Flanking is another tactic to learn and put into one's arsenal, though it's most useful with fast moving melee units or burrowed zerg. Take a large group of zerglings facing off against a group of marines that they've caught out in the open. All is well, right? The zerglings manage to surround the marines and start going to work, but it takes them time to get into position, and by then the marines are already firing away. A well timed stim, and the zerglings lose the engagement, leaving a few marines to wipe zerg parts off of their armor and gloat. On the other hand, split the very same group of zerglings into three, get a faster surround on the marines -- and even with stim used at the same time, the zerglings come out on top, making mincemeat out of the marines.
Things get fancier when individual unit micro starts coming into play. For example, two opposing forces of protoss stalkers, evenly matched, face each other in battle. If every unit is attacking, one side or the other may come out just slightly ahead. If one group of stalkers is carefully microed -- blinking damaged units to the back of the line and focusing fire on one foe at a time, one group can eliminate the other without taking any casualties at all!
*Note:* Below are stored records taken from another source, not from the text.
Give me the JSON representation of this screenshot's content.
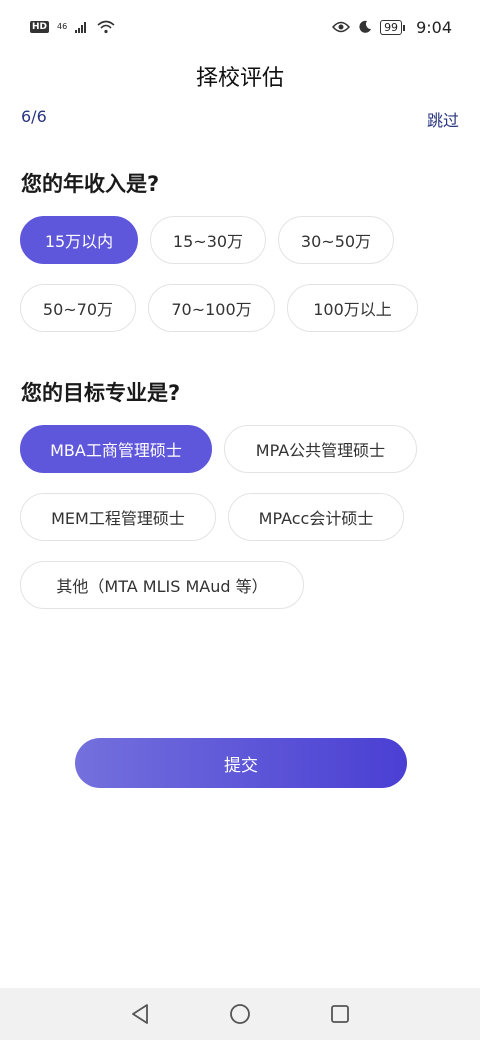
{
  "status_bar": {
    "hd": "HD",
    "network": "46",
    "battery": "99",
    "time": "9:04"
  },
  "header": {
    "title": "择校评估",
    "progress": "6/6",
    "skip_label": "跳过"
  },
  "income": {
    "question": "您的年收入是?",
    "options_row1": [
      "15万以内",
      "15~30万",
      "30~50万"
    ],
    "options_row2": [
      "50~70万",
      "70~100万",
      "100万以上"
    ],
    "selected": "15万以内"
  },
  "major": {
    "question": "您的目标专业是?",
    "options_row1": [
      "MBA工商管理硕士",
      "MPA公共管理硕士"
    ],
    "options_row2": [
      "MEM工程管理硕士",
      "MPAcc会计硕士"
    ],
    "options_row3": [
      "其他（MTA MLIS MAud 等）"
    ],
    "selected": "MBA工商管理硕士"
  },
  "submit_label": "提交",
  "colors": {
    "accent": "#5e56db",
    "link": "#2a3580"
  }
}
Needless to say, developing unit micromanagement skills is vital to becoming a better StarCraft II player, but there are times when investing too much micromanagement might win you a battle, but cause you to lose the war. As always, tunnel vision is the enemy. While you were busy microing your units to victory against a small enemy force, your opponent might be mopping up the last of your workers halfway across the map. It's important to gauge when and how much to invest in microing your units. Sometimes the right way to go is to attack move your army at a target, then get busy building your economy and more units.
Finally, getting to know counters is important. There are hard counters (units which have massive advantages against others) and soft counters (units which situationally or in sufficient numbers might counter another) in StarCraft II. Once you know what the enemy has, it's usually a good idea to build the right units to counter what they've got, right? That's almost always the case, but there are exceptions. First, there are a few 'true' hard counters. There's not much that a marauder can do against a void ray attacking from the air, for example. Not all counters are absolute, nor are they supposed to be. Some counters can be broken by good micro. A group of marines is normally a hard counter to a couple of banshees, but a skilled player can take advantage of the banshees' superior range and mobility to stay just out of range as the marines advance, and 'kite' them to death. The same is true of other counters, so making do with what you have and learning how to use micro and terrain can turn a losing situation around."